Having taken in the bright lights of Tokyo, the next stop on our itinerary was Japan’s iconic Mount Fuji, a picture-perfect symmetrical active volcano – when it shows itself from behind the clouds, that is! Whilst do-able as a day trip from Tokyo, Fuji-san’s surrounding area merits a couple of days if you’ve got the time; besides the famous lakes in the foothills, there are lava caves and restored traditional villages to explore.
Although all of our accommodation was pre-booked, we were winging it when it came to transport since our pre-trip research had led us to the conclusion that the JR Pass simply didn’t make financial sense for our trip; it’s fair to say that Brexit didn’t help the situation. Having had the foresight to check buses the night before leaving Tokyo, we reserved a spot on the 13:15 highway bus from Shinjuku to Kawaguchiko and printed the booking confirmations out at the hostel.
After spending the morning wandering round Ueno and devouring more watermelon skewers from Ameya-Yokochō, the open-air market, we hauled our rucksacks over to Shinjuku. Finding Shinjuku Highway Bus Terminal was a challenge in itself; following signs through a labyrinth-esque shopping mall resulted in a dead end and we were left feeling thoroughly puzzled. As it turned out, the aforementioned terminal closed earlier this year and buses now depart from the similarly-named Shinjuku Expressway Bus Terminal, but signs were yet to be updated. A handy printout from a travel agency set us on the right path, and we made it with plenty of time to spare.
Hopping off the bus to a non-existent view of Mount Fuji, we stocked up on leaflets from the tourist information centre, picked up a bite to eat from a 7-Eleven and headed to K’s House Mt Fuji, our home for the next couple of nights. Furnished with a low table, cushions, tatami mats and futons, our Japanese-style room at a mere ¥8400 (£65) per person for two nights fitted the bill perfectly. We also discovered the hostel was home to a “Western” loo (i.e. the high-tech Japanese variety) and an “Asian” loo (i.e. a squat toilet). We’ll gloss over the time I opened the door on someone as they’d forgotten to lock the door . . .
Fuelled up and ready for action, we set off in search of a panoramic view of Fuji-san. Ominous grey clouds loomed over Lake Kawaguchi; the overcast weather meant we saw virtually no-one by the lake, nor on our walk up Mount Tenjo.
With the Kachi-Kachi Ropeway closed due to an impending thunderstorm, we decided to head up Mount Tenjo on foot; despite difficulties locating the starting point of the trail we soon commenced the short but steep ascent.
Colourful hydrangeas lined the aptly-named Hydrangea Route and the wooded mountainside had an earthy scent following the morning’s rain.
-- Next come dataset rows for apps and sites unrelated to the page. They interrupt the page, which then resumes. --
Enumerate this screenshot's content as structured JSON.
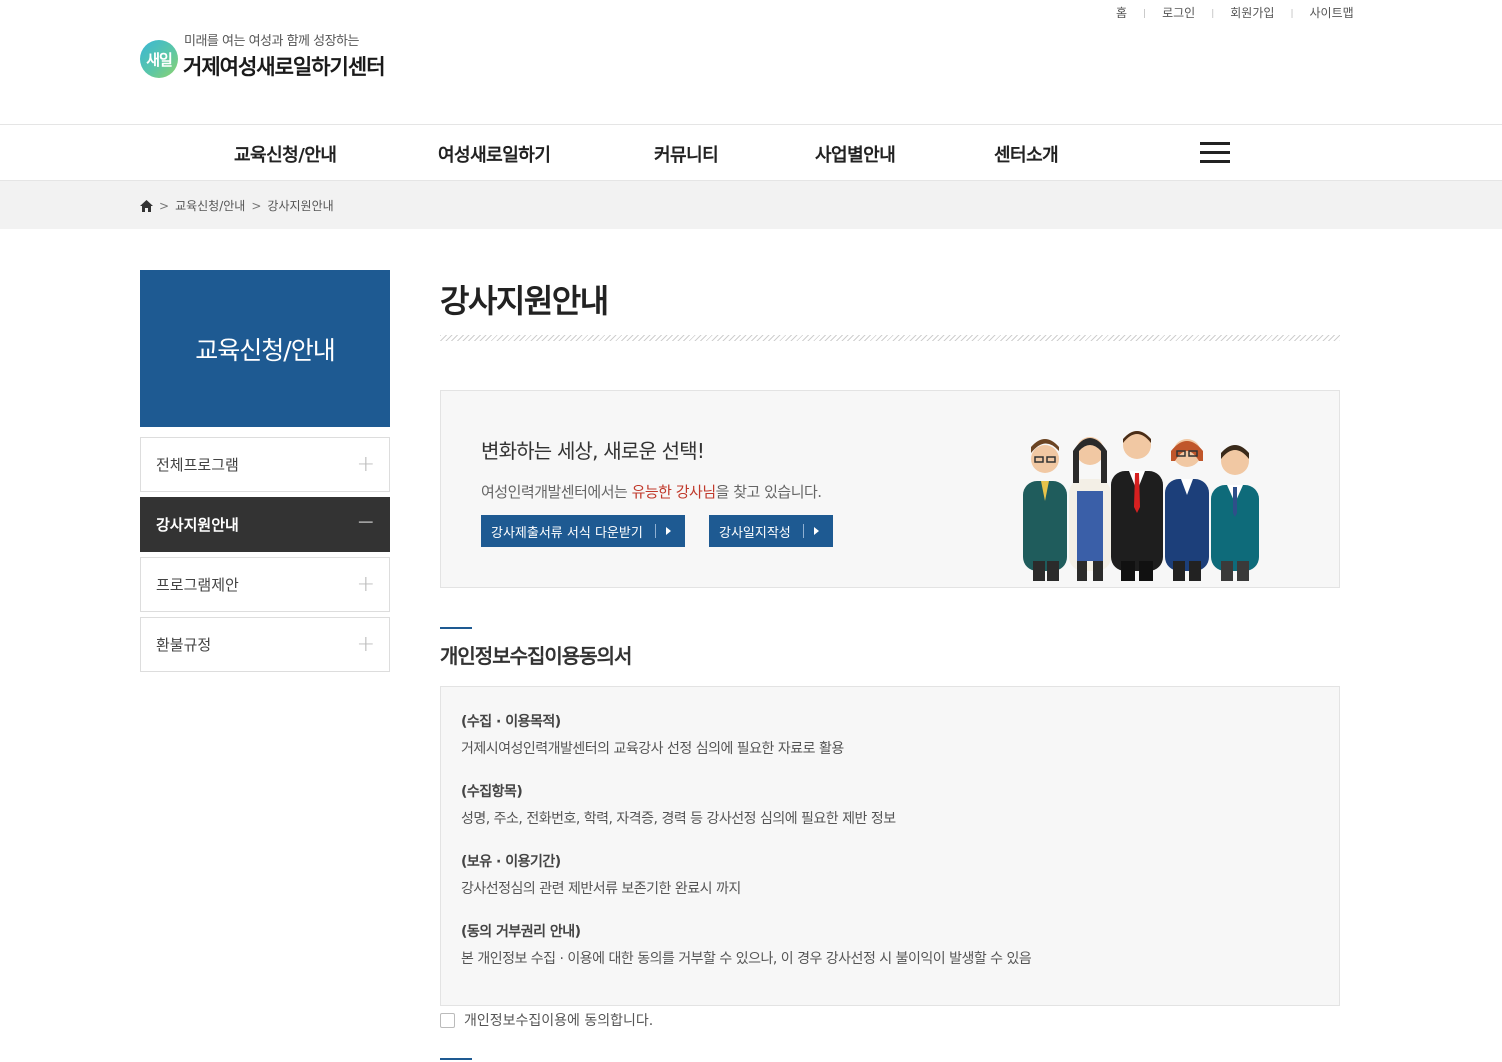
{
  "util_links": [
    "홈",
    "로그인",
    "회원가입",
    "사이트맵"
  ],
  "logo": {
    "mark": "새일",
    "sub": "미래를 여는 여성과 함께 성장하는",
    "main": "거제여성새로일하기센터"
  },
  "gnb": [
    "교육신청/안내",
    "여성새로일하기",
    "커뮤니티",
    "사업별안내",
    "센터소개"
  ],
  "breadcrumb": [
    "교육신청/안내",
    "강사지원안내"
  ],
  "side": {
    "title": "교육신청/안내",
    "items": [
      {
        "label": "전체프로그램",
        "sign": "+"
      },
      {
        "label": "강사지원안내",
        "sign": "−"
      },
      {
        "label": "프로그램제안",
        "sign": "+"
      },
      {
        "label": "환불규정",
        "sign": "+"
      }
    ]
  },
  "page_title": "강사지원안내",
  "promo": {
    "headline": "변화하는 세상, 새로운 선택!",
    "desc_pre": "여성인력개발센터에서는 ",
    "desc_highlight": "유능한 강사님",
    "desc_post": "을 찾고 있습니다.",
    "button_download": "강사제출서류 서식 다운받기",
    "button_write": "강사일지작성"
  },
  "section_title": "개인정보수집이용동의서",
  "agreement": [
    {
      "heading": "(수집 · 이용목적)",
      "text": "거제시여성인력개발센터의 교육강사 선정 심의에 필요한 자료로 활용"
    },
    {
      "heading": "(수집항목)",
      "text": "성명, 주소, 전화번호, 학력, 자격증, 경력 등 강사선정 심의에 필요한 제반 정보"
    },
    {
      "heading": "(보유 · 이용기간)",
      "text": "강사선정심의 관련 제반서류 보존기한 완료시 까지"
    },
    {
      "heading": "(동의 거부권리 안내)",
      "text": "본 개인정보 수집 · 이용에 대한 동의를 거부할 수 있으나, 이 경우 강사선정 시 불이익이 발생할 수 있음"
    }
  ],
  "consent_label": "개인정보수집이용에 동의합니다.",
  "colors": {
    "brand": "#1e5a92",
    "active": "#333333",
    "highlight": "#c0392b"
  }
}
Handy signs informed us of viewing points – both of Mount Fuji and Lake Kawaguchi – and before long we had reached Nakabadaira Observation Area.
Hiding behind the clouds some sixteen miles away was Japan’s revered Mount Fuji. Several claps of thunder and lightning strikes later, the clouds cleared ever so slightly to reveal Fuji-san’s symmetrical silhouette.
Blink and you’ll miss it – Mount Fuji waits for no-one. Fortunately, the picturesque Lake Kawaguchi does and the aerial views of this tranquil lake surrounded by lush greenery compensated for a lack of cooperation on Mount Fuji’s part.
When Fuji-san once again disappeared behind the clouds, we made our way back to K’s House before heading out for tea. We opted to follow the hostel staff’s recommendations and set off in the pouring rain for Kosaku Hoto Kosaku. This traditional eatery features tatami mats, low tables and a menu brimming with local specialities. Laurence opted for the spicy pork hōtō (similar to miso soup with lots of seasonal vegetables), whilst I went for some tasty duck skewers.
- Reservations for the Shinjuku-Kawaguchiko highway bus can be made online; payment is made at the bus station prior to departure.
- K’s House Mt Fuji is an affordable and friendly hostel, located only a short walk away from Lake Kawaguchi and a host of delicious eateries. Plus, when Mount Fuji’s being cooperative you can actually see it from the first floor of the hostel.
- If you want to save some yen, skip the Kachi-Kachi Ropeway and make your way up Mount Tenjo on foot; it takes half an hour or so to reach the summit on the novice-friendly route. Wear appropriate footwear, and consider the weather – it was only when we actually heard the thunder that we realised we were in the worst possible place during a thunderstorm.